Tokyo investors await US jobs growth data

0

TOKYO: Tokyo investors will look to key US data next week, with sentiment also hinging on the performance of Japanese firms which have yet to release their half-year earnings, analysts said.

A turndown in the benchmark Nikkei over the past two sessions could stoke bargain hunting, said Hiroichi Nishi, SMBC Nikko Securities general manager of equities.

“As company earnings have been relatively good so far, the market will be provided with a solid bottom,” he said.

“On the other hand, the upside would be capped with caution as investors await US jobs and other important data next week,” Nishi added.


Figures due next week include quarterly US economic growth data and October jobs figures.

Investors would be looking to the data for further clues as to when the US Federal Reserve would start scaling back its massive stimulus drive, after it held steady on the scheme this week.

Many observers thought the Fed would not start reeling the program in until March, but they now “speculate that the possibility of taper by the end of the year is not zero,” Nishi said.

“There is growing uncertainty over the US monetary policy,” he added.

Nomura Securities said in a weekly note that markets expected growth in US job creation to have slowed in October, because of the two-week government shutdown and its lingering impact on the wider economy.

“If [jobs data]turn out to be stronger than expected, it would ease concerns over the scenario that the wrangling over fiscal policy would worsen consumer and corporate sentiment,” Nomura said.

Among major companies, Toyota will release earnings on Wednesday next week.

The benchmark Nikkei 225 index shed 0.88 percent, or 126.37 points to 14,201.57 on Friday, but it gained 0.80 percent, or 113.38 points over the past week.

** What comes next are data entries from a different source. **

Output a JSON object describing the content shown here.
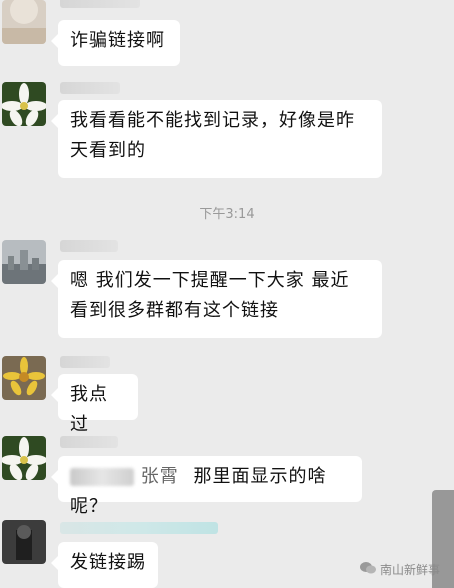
{
  "messages": [
    {
      "text": "诈骗链接啊"
    },
    {
      "text_line1": "我看看能不能找到记录，好像是昨",
      "text_line2": "天看到的"
    },
    {
      "text_line1": "嗯  我们发一下提醒一下大家  最近",
      "text_line2": "看到很多群都有这个链接"
    },
    {
      "text": "我点过"
    },
    {
      "text_partial": "张霄",
      "text": "那里面显示的啥呢？"
    },
    {
      "text": "发链接踢"
    }
  ],
  "timestamp": "下午3:14",
  "watermark": {
    "text": "南山新鲜事"
  }
}
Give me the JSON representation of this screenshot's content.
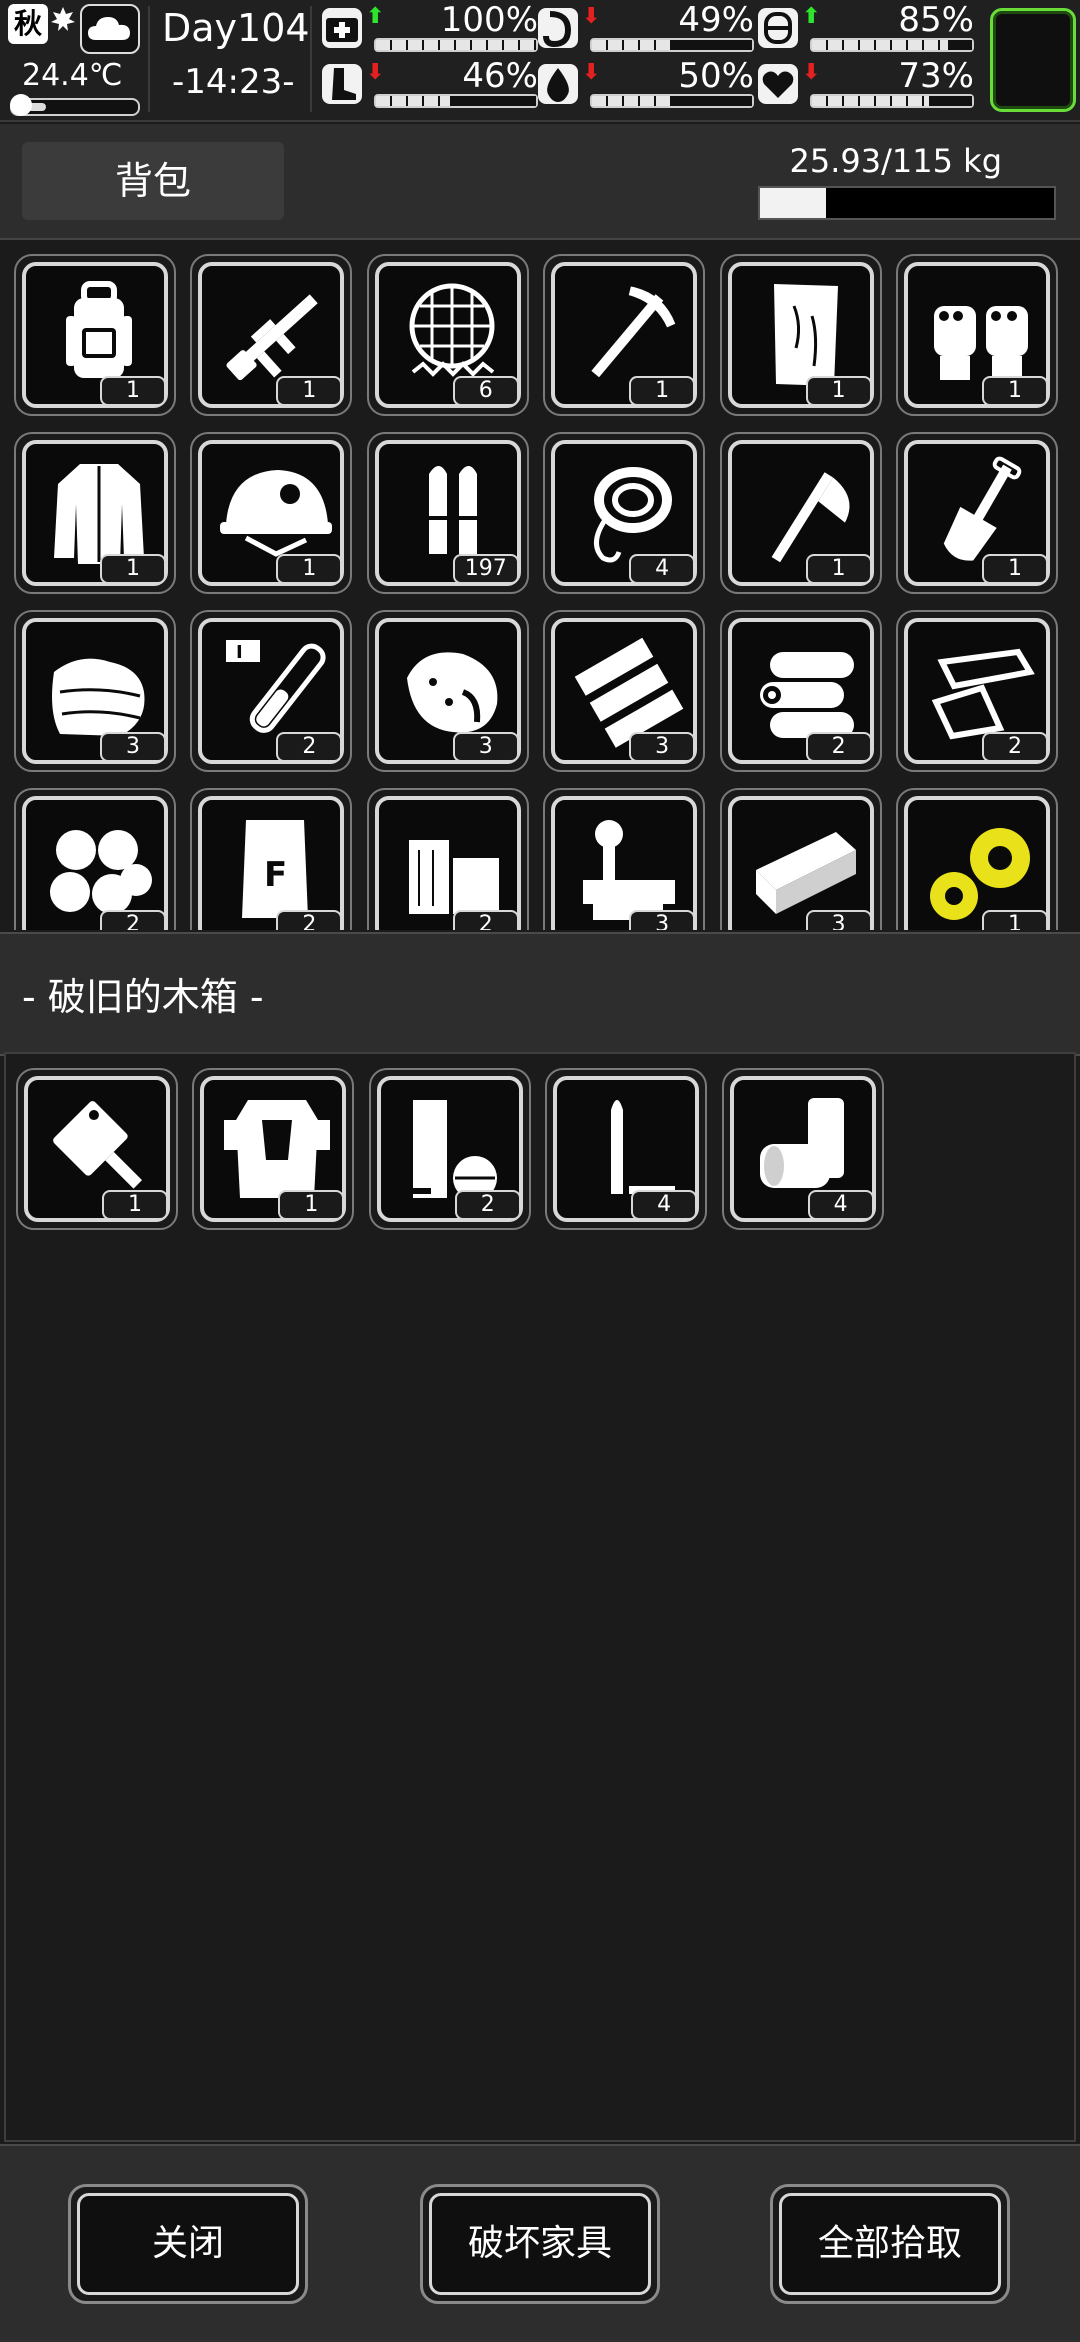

The Topix index of all first-section shares fell 0.94 percent, or 11.23 points to 1,183.03. It was up 0.40 percent, or 4.75 points over the week.

AFP

Share.
.
Loading...

Please follow our commenting guidelines.

Comments are closed.